I would love to have any hints tips or pointers on best practices on this kind of problem, and yes I have read the documentation. Maybe I'm stuck on stupid, usually great examples get me past it.

Regards,

Friday, June 3, 2011 5:54 PM

• DavidKnowles replied on 07-05-2010 10:36 AM

The problem you describe: calculating the probability of getting a run of R heads when flipping N coins can be solved analytically using recursive formula, see for example:

http://mathdl.maa.org/mathDL/22/?pa=content&sa=viewDocument&nodeId=2681

As a result, trying to solve this problem using approximate inference methods such as those provided by Infer.NET should be seen only as an exercise. The following code will do it for you, although it is quite memory expensive since you need a factor for each possible location of a run. For this example (R=6, N=200) Infer.NET gives .95, whereas the exact answer is .80.

int numCoins = 200;
var n = new Range(numCoins);
var coins = Variable.Array<bool>(n);
coins[n] = Variable.Bernoulli(.5).ForEach(n);
int runLength = 6;
var indices0 = new int[runLength];
for (int j = 0; j < runLength; j++)
indices0[j] = 0 + j;
var indicesVar0 = Variable.Constant(indices0);

for (int i = 1; i <= numCoins - runLength; i++)
{
var indices = new int[runLength];
for (int j = 0; j < runLength; j++)
indices[j] = i + j;
var indicesVar = Variable.Constant(indices);
}
var engine = new InferenceEngine();
Console.WriteLine("P(run of length {0} in {1} flips) = {2}", runLength, numCoins, result.GetProbTrue());

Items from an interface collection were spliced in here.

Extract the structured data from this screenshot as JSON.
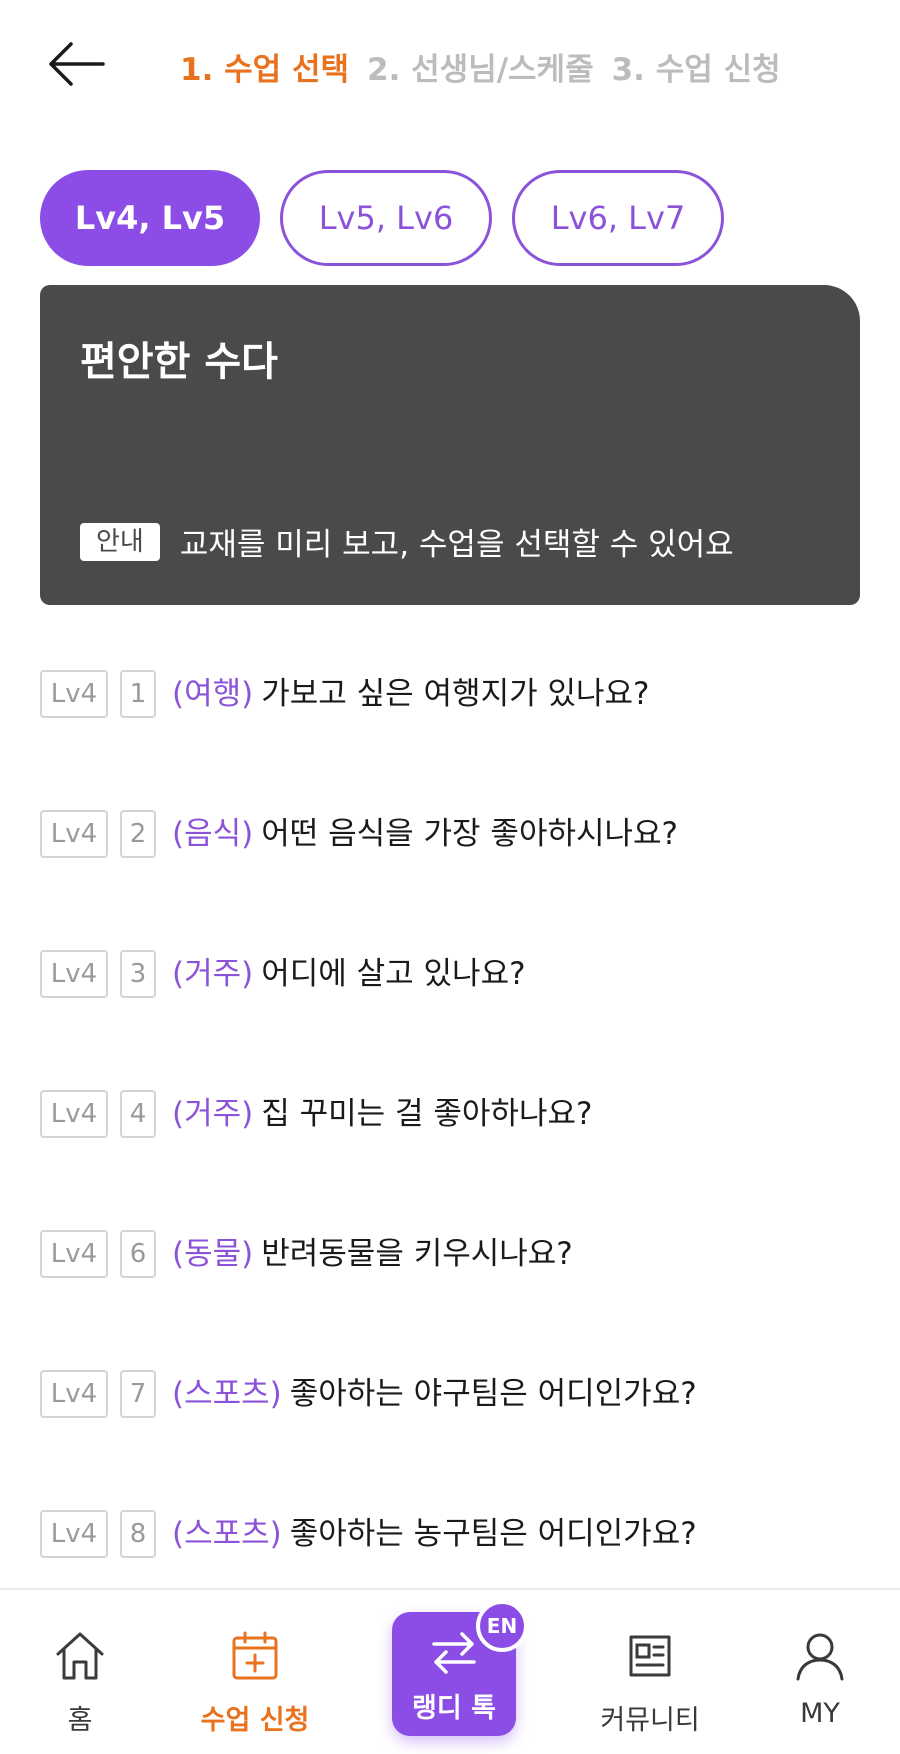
{
  "header": {
    "steps": [
      {
        "label": "1. 수업 선택",
        "active": true
      },
      {
        "label": "2. 선생님/스케줄",
        "active": false
      },
      {
        "label": "3. 수업 신청",
        "active": false
      }
    ]
  },
  "levels": [
    {
      "label": "Lv4, Lv5",
      "selected": true
    },
    {
      "label": "Lv5, Lv6",
      "selected": false
    },
    {
      "label": "Lv6, Lv7",
      "selected": false
    }
  ],
  "card": {
    "title": "편안한 수다",
    "info_badge": "안내",
    "info_text": "교재를 미리 보고, 수업을 선택할 수 있어요"
  },
  "lessons": [
    {
      "level": "Lv4",
      "number": "1",
      "category": "(여행)",
      "question": "가보고 싶은 여행지가 있나요?"
    },
    {
      "level": "Lv4",
      "number": "2",
      "category": "(음식)",
      "question": "어떤 음식을 가장 좋아하시나요?"
    },
    {
      "level": "Lv4",
      "number": "3",
      "category": "(거주)",
      "question": "어디에 살고 있나요?"
    },
    {
      "level": "Lv4",
      "number": "4",
      "category": "(거주)",
      "question": "집 꾸미는 걸 좋아하나요?"
    },
    {
      "level": "Lv4",
      "number": "6",
      "category": "(동물)",
      "question": "반려동물을 키우시나요?"
    },
    {
      "level": "Lv4",
      "number": "7",
      "category": "(스포츠)",
      "question": "좋아하는 야구팀은 어디인가요?"
    },
    {
      "level": "Lv4",
      "number": "8",
      "category": "(스포츠)",
      "question": "좋아하는 농구팀은 어디인가요?"
    }
  ],
  "nav": {
    "home": {
      "label": "홈",
      "icon": "home-icon"
    },
    "apply": {
      "label": "수업 신청",
      "icon": "calendar-plus-icon"
    },
    "talk": {
      "label": "랭디 톡",
      "badge": "EN",
      "icon": "swap-arrows-icon"
    },
    "community": {
      "label": "커뮤니티",
      "icon": "newspaper-icon"
    },
    "my": {
      "label": "MY",
      "icon": "user-icon"
    }
  },
  "colors": {
    "accent_orange": "#e9721e",
    "accent_purple": "#8b4de6",
    "card_bg": "#4a4a4a"
  }
}
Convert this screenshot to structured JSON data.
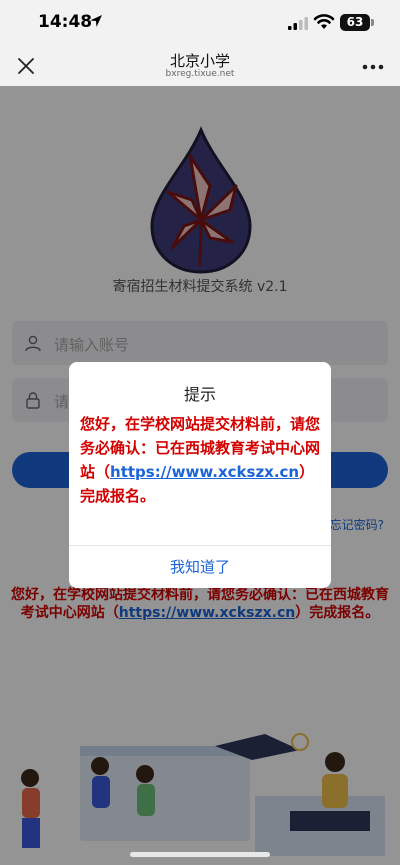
{
  "status_bar": {
    "time": "14:48",
    "battery": "63"
  },
  "nav": {
    "title": "北京小学",
    "domain": "bxreg.tixue.net"
  },
  "page": {
    "app_name": "寄宿招生材料提交系统 v2.1",
    "account_placeholder": "请输入账号",
    "password_placeholder": "请",
    "forgot": "忘记密码?",
    "notice_pre": "您好，在学校网站提交材料前，请您务必确认：已在西城教育考试中心网站（",
    "notice_link": "https://www.xckszx.cn",
    "notice_post": "）完成报名。"
  },
  "dialog": {
    "title": "提示",
    "msg_pre": "您好，在学校网站提交材料前，请您务必确认：已在西城教育考试中心网站（",
    "msg_link": "https://www.xckszx.cn",
    "msg_post": "）完成报名。",
    "button": "我知道了"
  },
  "colors": {
    "notice_red": "#d40000",
    "link_blue": "#1c64d8",
    "primary": "#1c64d8"
  }
}
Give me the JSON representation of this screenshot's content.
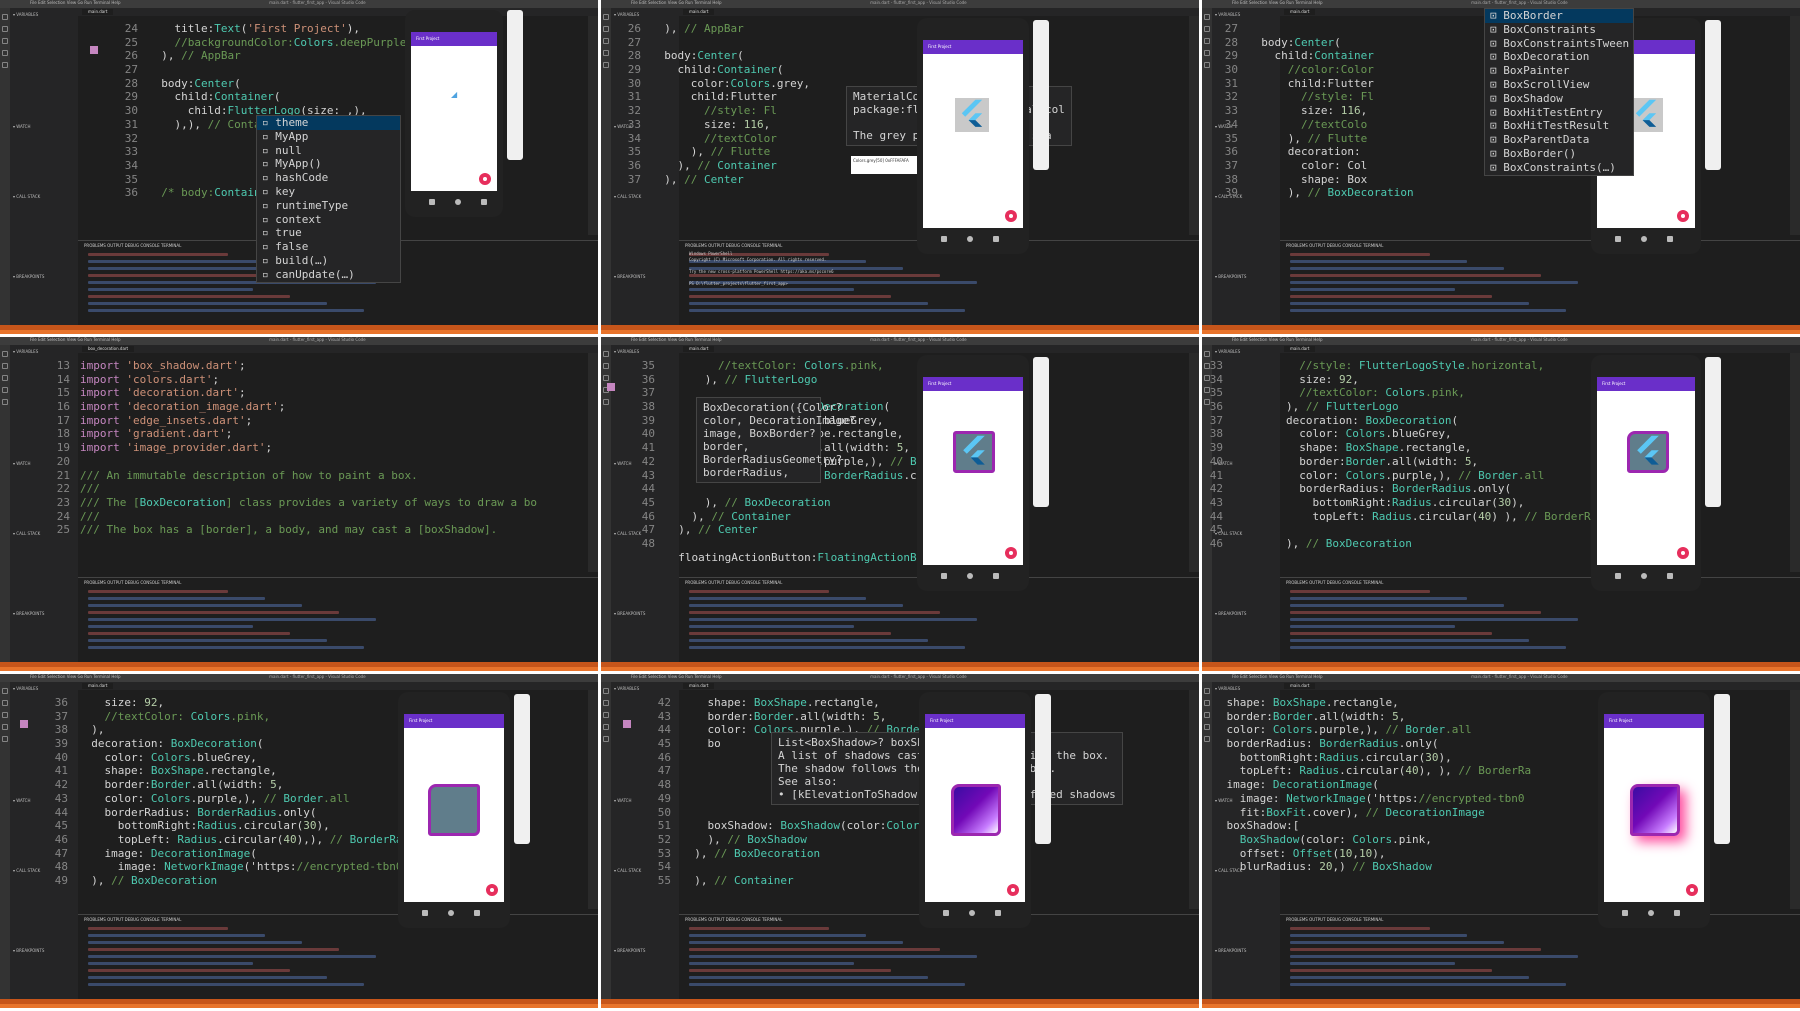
{
  "tiles": [
    {
      "gutter": [
        "24",
        "25",
        "26",
        "27",
        "28",
        "29",
        "30",
        "31",
        "32",
        "33",
        "34",
        "35",
        "36"
      ],
      "code": [
        "    title:Text('First Project'),",
        "    //backgroundColor:Colors.deepPurple ,",
        "  ), // AppBar",
        "",
        "  body:Center(",
        "    child:Container(",
        "      child:FlutterLogo(size: ,),",
        "    ),), // Containe",
        "",
        "",
        "",
        "",
        "  /* body:Container("
      ],
      "popup": [
        "theme",
        "MyApp",
        "null",
        "MyApp()",
        "hashCode",
        "key",
        "runtimeType",
        "context",
        "true",
        "false",
        "build(…)",
        "canUpdate(…)"
      ],
      "app_title": "First Project"
    },
    {
      "gutter": [
        "26",
        "27",
        "28",
        "29",
        "30",
        "31",
        "32",
        "33",
        "34",
        "35",
        "36",
        "37"
      ],
      "code": [
        "  ), // AppBar",
        "",
        "  body:Center(",
        "    child:Container(",
        "      color:Colors.grey,",
        "      child:Flutter",
        "        //style: Fl",
        "        size: 116,",
        "        //textColor",
        "      ), // Flutte",
        "    ), // Container",
        "  ), // Center"
      ],
      "hover": [
        "MaterialColor grey",
        "package:flutter/src/material/col",
        "",
        "The grey primary color and swa"
      ],
      "terminal": [
        "Windows PowerShell",
        "Copyright (C) Microsoft Corporation. All rights reserved.",
        "",
        "Try the new cross-platform PowerShell https://aka.ms/pscore6",
        "",
        "PS D:\\flutter_projects\\flutter_first_app>"
      ],
      "swatch_label": "Colors.grey[50]",
      "swatch_value": "0xFFFAFAFA",
      "app_title": "First Project"
    },
    {
      "gutter": [
        "27",
        "28",
        "29",
        "30",
        "31",
        "32",
        "33",
        "34",
        "35",
        "36",
        "37",
        "38",
        "39"
      ],
      "code": [
        "",
        "  body:Center(",
        "    child:Container",
        "      //color:Color",
        "      child:Flutter",
        "        //style: Fl",
        "        size: 116,",
        "        //textColo",
        "      ), // Flutte",
        "      decoration:",
        "        color: Col",
        "        shape: Box",
        "      ), // BoxDecoration"
      ],
      "popup": [
        "BoxBorder",
        "BoxConstraints",
        "BoxConstraintsTween",
        "BoxDecoration",
        "BoxPainter",
        "BoxScrollView",
        "BoxShadow",
        "BoxHitTestEntry",
        "BoxHitTestResult",
        "BoxParentData",
        "BoxBorder()",
        "BoxConstraints(…)"
      ],
      "app_title": "First Project"
    },
    {
      "gutter": [
        "13",
        "14",
        "15",
        "16",
        "17",
        "18",
        "19",
        "20",
        "21",
        "22",
        "23",
        "24",
        "25"
      ],
      "code": [
        "import 'box_shadow.dart';",
        "import 'colors.dart';",
        "import 'decoration.dart';",
        "import 'decoration_image.dart';",
        "import 'edge_insets.dart';",
        "import 'gradient.dart';",
        "import 'image_provider.dart';",
        "",
        "/// An immutable description of how to paint a box.",
        "///",
        "/// The [BoxDecoration] class provides a variety of ways to draw a bo",
        "///",
        "/// The box has a [border], a body, and may cast a [boxShadow]."
      ],
      "file": "box_decoration.dart"
    },
    {
      "gutter": [
        "35",
        "36",
        "37",
        "38",
        "39",
        "40",
        "41",
        "42",
        "43",
        "44",
        "45",
        "46",
        "47",
        "48"
      ],
      "code": [
        "        //textColor: Colors.pink,",
        "      ), // FlutterLogo",
        "",
        "                    BoxDecoration(",
        "                    ors.blueGrey,",
        "                    Shape.rectangle,",
        "                    der.all(width: 5,",
        "                    ors.purple,), // Border.all",
        "                    us: BorderRadius.circular(20)",
        "",
        "      ), // BoxDecoration",
        "    ), // Container",
        "  ), // Center",
        "",
        "  floatingActionButton:FloatingActionButton("
      ],
      "hover": [
        "BoxDecoration({Color?",
        "color, DecorationImage?",
        "image, BoxBorder?",
        "border,",
        "BorderRadiusGeometry?",
        "borderRadius,"
      ],
      "app_title": "First Project"
    },
    {
      "gutter": [
        "33",
        "34",
        "35",
        "36",
        "37",
        "38",
        "39",
        "40",
        "41",
        "42",
        "43",
        "44",
        "45",
        "46"
      ],
      "code": [
        "          //style: FlutterLogoStyle.horizontal,",
        "          size: 92,",
        "          //textColor: Colors.pink,",
        "        ), // FlutterLogo",
        "        decoration: BoxDecoration(",
        "          color: Colors.blueGrey,",
        "          shape: BoxShape.rectangle,",
        "          border:Border.all(width: 5,",
        "          color: Colors.purple,), // Border.all",
        "          borderRadius: BorderRadius.only(",
        "            bottomRight:Radius.circular(30),",
        "            topLeft: Radius.circular(40) ), // BorderRa",
        "",
        "        ), // BoxDecoration"
      ],
      "app_title": "First Project"
    },
    {
      "gutter": [
        "36",
        "37",
        "38",
        "39",
        "40",
        "41",
        "42",
        "43",
        "44",
        "45",
        "46",
        "47",
        "48",
        "49"
      ],
      "code": [
        "    size: 92,",
        "    //textColor: Colors.pink,",
        "  ),",
        "  decoration: BoxDecoration(",
        "    color: Colors.blueGrey,",
        "    shape: BoxShape.rectangle,",
        "    border:Border.all(width: 5,",
        "    color: Colors.purple,), // Border.all",
        "    borderRadius: BorderRadius.only(",
        "      bottomRight:Radius.circular(30),",
        "      topLeft: Radius.circular(40),), // BorderRadius.only",
        "    image: DecorationImage(",
        "      image: NetworkImage('https://encrypted-tbn0.gstatic.c",
        "  ), // BoxDecoration"
      ],
      "app_title": "First Project"
    },
    {
      "gutter": [
        "42",
        "43",
        "44",
        "45",
        "46",
        "47",
        "48",
        "49",
        "50",
        "51",
        "52",
        "53",
        "54",
        "55"
      ],
      "code": [
        "    shape: BoxShape.rectangle,",
        "    border:Border.all(width: 5,",
        "    color: Colors.purple,), // Border.all",
        "    bo",
        "",
        "",
        "",
        "",
        "",
        "    boxShadow: BoxShadow(color:Colors.pink,",
        "    ), // BoxShadow",
        "  ), // BoxDecoration",
        "",
        "  ), // Container"
      ],
      "hover": [
        "List<BoxShadow>? boxShadow}",
        "A list of shadows cast by this box behind the box.",
        "The shadow follows the [shape] of the box.",
        "See also:",
        "• [kElevationToShadow], for some predefined shadows"
      ],
      "app_title": "First Project"
    },
    {
      "gutter": [
        "41",
        "42",
        "43",
        "44",
        "45",
        "46",
        "47",
        "48",
        "49",
        "50",
        "51",
        "52",
        "53",
        "54"
      ],
      "code": [
        "    shape: BoxShape.rectangle,",
        "    border:Border.all(width: 5,",
        "    color: Colors.purple,), // Border.all",
        "    borderRadius: BorderRadius.only(",
        "      bottomRight:Radius.circular(30),",
        "      topLeft: Radius.circular(40), ), // BorderRa",
        "    image: DecorationImage(",
        "      image: NetworkImage('https://encrypted-tbn0",
        "      fit:BoxFit.cover), // DecorationImage",
        "    boxShadow:[",
        "      BoxShadow(color: Colors.pink,",
        "      offset: Offset(10,10),",
        "      blurRadius: 20,) // BoxShadow",
        ""
      ],
      "app_title": "First Project"
    }
  ],
  "ui": {
    "menu": "File  Edit  Selection  View  Go  Run  Terminal  Help",
    "window_title": "main.dart - flutter_first_app - Visual Studio Code",
    "tab": "main.dart",
    "panel_tabs": "PROBLEMS   OUTPUT   DEBUG CONSOLE   TERMINAL",
    "sidebar_headers": [
      "VARIABLES",
      "WATCH",
      "CALL STACK",
      "BREAKPOINTS"
    ]
  },
  "colors": {
    "accent": "#e8742c",
    "appbar": "#6a2fc9",
    "fab": "#e62e5c",
    "bluegrey": "#607d8b",
    "purple": "#9c27b0"
  }
}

Friday, June 3, 2011 5:54 PM

### All replies

• jwinn replied on 07-05-2010 4:58 AM

We don't have this example in the tutorials, but it is covered in this talk:
http://microsoftpdc.com/Sessions/VTL03

We're looking to improve the documentation in this area so we may put in an example like this to help with the learning curve.

Thanks for the feedback,

Best,
John W.

Friday, June 3, 2011 5:54 PM
• David White replied on 07-05-2010 8:37 AM

Thanks for your pointer to your talk. Since you don't have an example yet, can you give a snippit that would show the logic around using returning the probability of lets say n1-n20 head run/clump in a 10,000 unit test instead of hard coding coin1 coin2 coin 3 coin4 coin5 coin6 etc.) That is the base concept I am missing.

I didn't see your code from your talk anywhere so I typed it in below.

private void Form1_Load(object sender, EventArgs e)

{

// *********** Probabilistic Program ***********

var firstcoin = Variable

.Bernoulli(0.5);

var secondcoin = Variable

.Bernoulli(0.5);

var

// *********************************************

var engine = new InferenceEngine {ShowProgress = false

};

Bernoulli result = engine.Infer<Bernoulli

Double

probTrue = result.GetProbTrue();

, 100 * probTrue);

false

;

Console.WriteLine("P (firstCoin=true | bothHeads = false) = {0}%"

,

100 * engine.Infer<

Bernoulli

>(firstcoin).GetProbTrue());

Console.WriteLine("Program completed run"

);

Friday, June 3, 2011 5:54 PM
• DavidKnowles replied on 07-05-2010 10:36 AM

The problem you describe: calculating the probability of getting a run of R heads when flipping N coins can be solved analytically using recursive formula, see for example:

http://mathdl.maa.org/mathDL/22/?pa=content&sa=viewDocument&nodeId=2681

As a result, trying to solve this problem using approximate inference methods such as those provided by Infer.NET should be seen only as an exercise. The following code will do it for you, although it is quite memory expensive since you need a factor for each possible location of a run. For this example (R=6, N=200) Infer.NET gives .95, whereas the exact answer is .80.

int numCoins = 200;
var n = new Range(numCoins);
var coins = Variable.Array<bool>(n);
coins[n] = Variable.Bernoulli(.5).ForEach(n);
int runLength = 6;
var indices0 = new int[runLength];
for (int j = 0; j < runLength; j++)
indices0[j] = 0 + j;
var indicesVar0 = Variable.Constant(indices0);

for (int i = 1; i <= numCoins - runLength; i++)
{
var indices = new int[runLength];
for (int j = 0; j < runLength; j++)
indices[j] = i + j;
var indicesVar = Variable.Constant(indices);